• Instructions for the task
Count every line below that contains "title", then give that count and nothing else.

(App and web page records)
____

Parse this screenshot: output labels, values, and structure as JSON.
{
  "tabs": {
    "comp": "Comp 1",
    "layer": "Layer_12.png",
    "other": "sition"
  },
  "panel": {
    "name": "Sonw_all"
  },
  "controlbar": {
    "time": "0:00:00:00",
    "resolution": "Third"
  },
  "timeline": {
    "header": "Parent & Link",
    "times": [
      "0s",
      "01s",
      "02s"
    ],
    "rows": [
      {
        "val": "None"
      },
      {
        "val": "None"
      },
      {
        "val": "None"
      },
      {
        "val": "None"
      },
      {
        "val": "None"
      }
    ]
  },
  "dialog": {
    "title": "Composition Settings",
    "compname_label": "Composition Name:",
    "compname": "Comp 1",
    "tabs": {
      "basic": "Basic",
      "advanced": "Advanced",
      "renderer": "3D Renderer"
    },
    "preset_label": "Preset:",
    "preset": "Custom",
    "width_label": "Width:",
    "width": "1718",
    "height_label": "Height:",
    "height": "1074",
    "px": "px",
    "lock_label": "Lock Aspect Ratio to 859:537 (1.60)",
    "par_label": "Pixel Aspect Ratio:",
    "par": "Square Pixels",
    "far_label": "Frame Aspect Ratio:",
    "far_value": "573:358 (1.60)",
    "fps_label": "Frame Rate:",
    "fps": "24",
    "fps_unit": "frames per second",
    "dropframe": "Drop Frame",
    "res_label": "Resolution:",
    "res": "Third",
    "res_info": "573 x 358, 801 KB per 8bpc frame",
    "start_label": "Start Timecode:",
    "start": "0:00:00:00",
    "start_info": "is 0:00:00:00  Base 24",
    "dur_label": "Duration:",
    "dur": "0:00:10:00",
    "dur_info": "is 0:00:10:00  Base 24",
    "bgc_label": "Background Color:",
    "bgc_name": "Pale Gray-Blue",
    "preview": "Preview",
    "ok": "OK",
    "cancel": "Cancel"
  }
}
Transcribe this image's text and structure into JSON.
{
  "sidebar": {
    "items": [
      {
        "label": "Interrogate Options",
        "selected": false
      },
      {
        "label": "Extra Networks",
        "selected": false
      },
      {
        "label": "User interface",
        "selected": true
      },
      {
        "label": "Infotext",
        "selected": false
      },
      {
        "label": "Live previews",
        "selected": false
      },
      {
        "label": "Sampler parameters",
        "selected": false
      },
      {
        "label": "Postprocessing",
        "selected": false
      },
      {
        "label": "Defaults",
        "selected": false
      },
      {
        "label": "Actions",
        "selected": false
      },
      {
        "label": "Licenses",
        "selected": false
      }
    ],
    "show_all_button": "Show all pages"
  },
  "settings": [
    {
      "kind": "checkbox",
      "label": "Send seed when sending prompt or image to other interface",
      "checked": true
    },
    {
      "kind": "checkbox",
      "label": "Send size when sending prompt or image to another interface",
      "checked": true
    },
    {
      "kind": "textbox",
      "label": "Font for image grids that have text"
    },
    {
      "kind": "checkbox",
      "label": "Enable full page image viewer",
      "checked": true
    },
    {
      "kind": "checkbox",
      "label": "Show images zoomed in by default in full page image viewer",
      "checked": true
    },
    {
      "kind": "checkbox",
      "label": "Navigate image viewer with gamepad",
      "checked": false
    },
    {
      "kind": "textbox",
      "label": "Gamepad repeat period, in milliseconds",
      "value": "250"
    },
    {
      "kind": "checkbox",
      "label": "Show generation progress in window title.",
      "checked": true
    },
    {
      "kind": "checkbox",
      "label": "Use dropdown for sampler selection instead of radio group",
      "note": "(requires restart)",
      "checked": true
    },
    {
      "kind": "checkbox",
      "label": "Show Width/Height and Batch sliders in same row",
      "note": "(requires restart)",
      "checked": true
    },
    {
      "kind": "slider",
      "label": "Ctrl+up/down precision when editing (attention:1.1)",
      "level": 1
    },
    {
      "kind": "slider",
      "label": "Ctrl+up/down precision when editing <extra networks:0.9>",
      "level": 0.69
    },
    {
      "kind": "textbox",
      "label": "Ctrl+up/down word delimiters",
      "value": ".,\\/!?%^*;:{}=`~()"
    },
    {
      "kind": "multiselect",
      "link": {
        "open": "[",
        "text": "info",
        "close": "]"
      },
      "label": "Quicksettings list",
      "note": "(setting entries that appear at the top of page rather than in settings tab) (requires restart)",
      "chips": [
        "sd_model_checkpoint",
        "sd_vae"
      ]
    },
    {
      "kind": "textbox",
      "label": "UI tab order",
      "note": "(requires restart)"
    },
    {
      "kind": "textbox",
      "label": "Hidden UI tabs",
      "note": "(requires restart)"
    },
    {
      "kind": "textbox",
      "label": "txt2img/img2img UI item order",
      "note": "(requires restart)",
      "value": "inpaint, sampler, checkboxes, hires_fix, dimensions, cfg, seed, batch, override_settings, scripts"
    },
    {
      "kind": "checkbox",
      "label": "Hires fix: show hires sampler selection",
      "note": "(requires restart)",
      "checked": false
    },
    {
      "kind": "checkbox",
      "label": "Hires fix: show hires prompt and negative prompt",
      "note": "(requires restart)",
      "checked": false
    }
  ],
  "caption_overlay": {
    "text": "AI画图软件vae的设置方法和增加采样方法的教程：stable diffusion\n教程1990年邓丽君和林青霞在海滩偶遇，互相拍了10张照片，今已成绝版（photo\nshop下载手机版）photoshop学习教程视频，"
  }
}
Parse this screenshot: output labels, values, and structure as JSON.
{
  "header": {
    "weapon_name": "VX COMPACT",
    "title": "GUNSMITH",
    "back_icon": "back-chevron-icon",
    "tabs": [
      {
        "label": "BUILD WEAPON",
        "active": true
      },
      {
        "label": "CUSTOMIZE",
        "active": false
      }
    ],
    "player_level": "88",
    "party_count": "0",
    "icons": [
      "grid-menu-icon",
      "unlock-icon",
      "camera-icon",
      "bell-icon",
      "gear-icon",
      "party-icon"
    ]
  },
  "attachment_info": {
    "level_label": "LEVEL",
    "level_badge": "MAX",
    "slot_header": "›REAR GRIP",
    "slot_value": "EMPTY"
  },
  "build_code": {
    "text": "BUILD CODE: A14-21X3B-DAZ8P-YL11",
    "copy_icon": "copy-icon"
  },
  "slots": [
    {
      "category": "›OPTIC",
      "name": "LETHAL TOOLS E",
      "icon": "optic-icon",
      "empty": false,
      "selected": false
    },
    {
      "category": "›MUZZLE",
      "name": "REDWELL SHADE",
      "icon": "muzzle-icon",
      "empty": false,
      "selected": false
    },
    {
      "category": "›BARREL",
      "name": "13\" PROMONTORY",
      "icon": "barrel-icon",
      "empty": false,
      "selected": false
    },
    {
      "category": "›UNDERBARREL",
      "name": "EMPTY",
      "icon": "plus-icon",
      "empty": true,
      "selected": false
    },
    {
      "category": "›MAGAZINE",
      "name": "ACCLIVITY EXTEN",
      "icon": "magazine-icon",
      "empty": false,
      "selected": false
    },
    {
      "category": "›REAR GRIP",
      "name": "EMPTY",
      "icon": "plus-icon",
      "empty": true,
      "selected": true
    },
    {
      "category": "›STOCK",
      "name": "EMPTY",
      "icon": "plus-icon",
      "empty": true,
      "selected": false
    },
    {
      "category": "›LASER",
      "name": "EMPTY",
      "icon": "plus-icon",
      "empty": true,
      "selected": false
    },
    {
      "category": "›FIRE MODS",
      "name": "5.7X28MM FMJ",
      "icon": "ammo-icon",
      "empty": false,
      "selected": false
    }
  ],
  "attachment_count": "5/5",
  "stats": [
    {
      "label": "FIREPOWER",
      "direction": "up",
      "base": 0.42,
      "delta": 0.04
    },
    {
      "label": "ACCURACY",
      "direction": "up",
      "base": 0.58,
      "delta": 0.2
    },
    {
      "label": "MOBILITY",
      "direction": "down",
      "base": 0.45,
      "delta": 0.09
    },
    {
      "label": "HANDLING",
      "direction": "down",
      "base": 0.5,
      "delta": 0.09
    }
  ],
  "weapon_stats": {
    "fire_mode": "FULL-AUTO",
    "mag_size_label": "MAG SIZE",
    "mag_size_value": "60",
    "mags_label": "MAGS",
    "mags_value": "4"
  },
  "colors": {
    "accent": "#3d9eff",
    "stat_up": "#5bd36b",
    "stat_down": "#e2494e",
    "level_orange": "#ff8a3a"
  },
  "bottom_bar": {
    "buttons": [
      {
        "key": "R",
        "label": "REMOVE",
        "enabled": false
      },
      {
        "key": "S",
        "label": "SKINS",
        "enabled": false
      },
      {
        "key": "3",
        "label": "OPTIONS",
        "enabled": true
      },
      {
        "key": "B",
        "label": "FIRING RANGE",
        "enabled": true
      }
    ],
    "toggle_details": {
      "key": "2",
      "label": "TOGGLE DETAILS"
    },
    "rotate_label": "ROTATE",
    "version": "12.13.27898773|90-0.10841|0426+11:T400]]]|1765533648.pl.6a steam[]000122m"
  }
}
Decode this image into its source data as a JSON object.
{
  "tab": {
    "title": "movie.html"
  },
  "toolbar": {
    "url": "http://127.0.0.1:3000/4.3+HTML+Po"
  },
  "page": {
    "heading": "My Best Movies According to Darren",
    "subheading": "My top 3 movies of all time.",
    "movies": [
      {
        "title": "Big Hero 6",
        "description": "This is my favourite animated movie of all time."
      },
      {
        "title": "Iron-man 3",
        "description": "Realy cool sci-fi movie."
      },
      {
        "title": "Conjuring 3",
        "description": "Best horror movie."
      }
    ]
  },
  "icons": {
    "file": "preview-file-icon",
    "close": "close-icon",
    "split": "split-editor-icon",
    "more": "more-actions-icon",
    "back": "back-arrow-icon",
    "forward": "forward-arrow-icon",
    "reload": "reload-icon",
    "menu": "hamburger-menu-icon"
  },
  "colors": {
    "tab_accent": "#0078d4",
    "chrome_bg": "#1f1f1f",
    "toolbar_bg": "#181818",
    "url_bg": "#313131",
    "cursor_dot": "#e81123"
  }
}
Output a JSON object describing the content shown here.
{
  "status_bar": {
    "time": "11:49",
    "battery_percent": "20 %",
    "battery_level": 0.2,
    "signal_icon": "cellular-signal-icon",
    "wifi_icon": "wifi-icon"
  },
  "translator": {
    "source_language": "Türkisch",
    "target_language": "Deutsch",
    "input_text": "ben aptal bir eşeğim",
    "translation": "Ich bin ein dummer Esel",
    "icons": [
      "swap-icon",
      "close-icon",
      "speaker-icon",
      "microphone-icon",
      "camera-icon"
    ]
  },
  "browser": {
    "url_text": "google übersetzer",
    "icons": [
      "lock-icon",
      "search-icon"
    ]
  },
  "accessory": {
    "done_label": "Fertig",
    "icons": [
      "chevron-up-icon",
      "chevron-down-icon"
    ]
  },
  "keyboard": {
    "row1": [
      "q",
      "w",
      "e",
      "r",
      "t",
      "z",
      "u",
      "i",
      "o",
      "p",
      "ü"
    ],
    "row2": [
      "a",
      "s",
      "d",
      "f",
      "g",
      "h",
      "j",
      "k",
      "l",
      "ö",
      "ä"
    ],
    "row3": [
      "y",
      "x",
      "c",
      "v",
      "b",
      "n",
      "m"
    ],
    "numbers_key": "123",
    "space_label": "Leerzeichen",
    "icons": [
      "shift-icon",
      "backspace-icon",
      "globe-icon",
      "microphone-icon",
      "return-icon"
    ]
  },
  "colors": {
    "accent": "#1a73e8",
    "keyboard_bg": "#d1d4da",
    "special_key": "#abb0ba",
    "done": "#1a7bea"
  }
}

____

• Answer to this task
7